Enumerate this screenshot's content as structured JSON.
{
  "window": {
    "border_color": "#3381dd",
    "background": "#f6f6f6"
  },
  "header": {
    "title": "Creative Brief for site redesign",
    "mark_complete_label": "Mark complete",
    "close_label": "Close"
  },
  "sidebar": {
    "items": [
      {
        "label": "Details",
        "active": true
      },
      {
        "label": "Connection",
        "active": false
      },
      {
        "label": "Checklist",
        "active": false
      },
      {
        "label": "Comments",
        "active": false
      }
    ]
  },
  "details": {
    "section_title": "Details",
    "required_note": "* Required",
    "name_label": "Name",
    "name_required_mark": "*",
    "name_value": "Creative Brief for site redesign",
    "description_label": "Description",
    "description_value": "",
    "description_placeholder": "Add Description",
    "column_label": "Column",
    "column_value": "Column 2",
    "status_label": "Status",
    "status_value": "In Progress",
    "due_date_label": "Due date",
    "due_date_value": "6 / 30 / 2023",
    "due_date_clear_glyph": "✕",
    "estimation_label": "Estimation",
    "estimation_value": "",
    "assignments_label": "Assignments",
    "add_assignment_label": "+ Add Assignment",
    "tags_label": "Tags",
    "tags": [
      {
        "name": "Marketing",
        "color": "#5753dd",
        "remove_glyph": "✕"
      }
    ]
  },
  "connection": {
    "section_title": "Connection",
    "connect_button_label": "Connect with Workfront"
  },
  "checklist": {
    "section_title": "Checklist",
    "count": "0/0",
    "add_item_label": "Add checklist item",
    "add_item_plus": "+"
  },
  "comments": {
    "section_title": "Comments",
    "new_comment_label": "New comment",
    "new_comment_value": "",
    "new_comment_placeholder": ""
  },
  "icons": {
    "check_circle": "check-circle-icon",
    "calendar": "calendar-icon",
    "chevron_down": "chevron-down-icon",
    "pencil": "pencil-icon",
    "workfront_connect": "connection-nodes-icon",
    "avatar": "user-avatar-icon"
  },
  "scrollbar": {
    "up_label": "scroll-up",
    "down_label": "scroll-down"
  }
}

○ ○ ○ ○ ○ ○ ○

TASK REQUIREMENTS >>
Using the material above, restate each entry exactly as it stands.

ANSWER SECTION >>
Enumerate this screenshot's content as structured JSON.
{
  "window": {
    "border_color": "#3381dd",
    "background": "#f6f6f6"
  },
  "header": {
    "title": "Creative Brief for site redesign",
    "mark_complete_label": "Mark complete",
    "close_label": "Close"
  },
  "sidebar": {
    "items": [
      {
        "label": "Details",
        "active": true
      },
      {
        "label": "Connection",
        "active": false
      },
      {
        "label": "Checklist",
        "active": false
      },
      {
        "label": "Comments",
        "active": false
      }
    ]
  },
  "details": {
    "section_title": "Details",
    "required_note": "* Required",
    "name_label": "Name",
    "name_required_mark": "*",
    "name_value": "Creative Brief for site redesign",
    "description_label": "Description",
    "description_value": "",
    "description_placeholder": "Add Description",
    "column_label": "Column",
    "column_value": "Column 2",
    "status_label": "Status",
    "status_value": "In Progress",
    "due_date_label": "Due date",
    "due_date_value": "6 / 30 / 2023",
    "due_date_clear_glyph": "✕",
    "estimation_label": "Estimation",
    "estimation_value": "",
    "assignments_label": "Assignments",
    "add_assignment_label": "+ Add Assignment",
    "tags_label": "Tags",
    "tags": [
      {
        "name": "Marketing",
        "color": "#5753dd",
        "remove_glyph": "✕"
      }
    ]
  },
  "connection": {
    "section_title": "Connection",
    "connect_button_label": "Connect with Workfront"
  },
  "checklist": {
    "section_title": "Checklist",
    "count": "0/0",
    "add_item_label": "Add checklist item",
    "add_item_plus": "+"
  },
  "comments": {
    "section_title": "Comments",
    "new_comment_label": "New comment",
    "new_comment_value": "",
    "new_comment_placeholder": ""
  },
  "icons": {
    "check_circle": "check-circle-icon",
    "calendar": "calendar-icon",
    "chevron_down": "chevron-down-icon",
    "pencil": "pencil-icon",
    "workfront_connect": "connection-nodes-icon",
    "avatar": "user-avatar-icon"
  },
  "scrollbar": {
    "up_label": "scroll-up",
    "down_label": "scroll-down"
  }
}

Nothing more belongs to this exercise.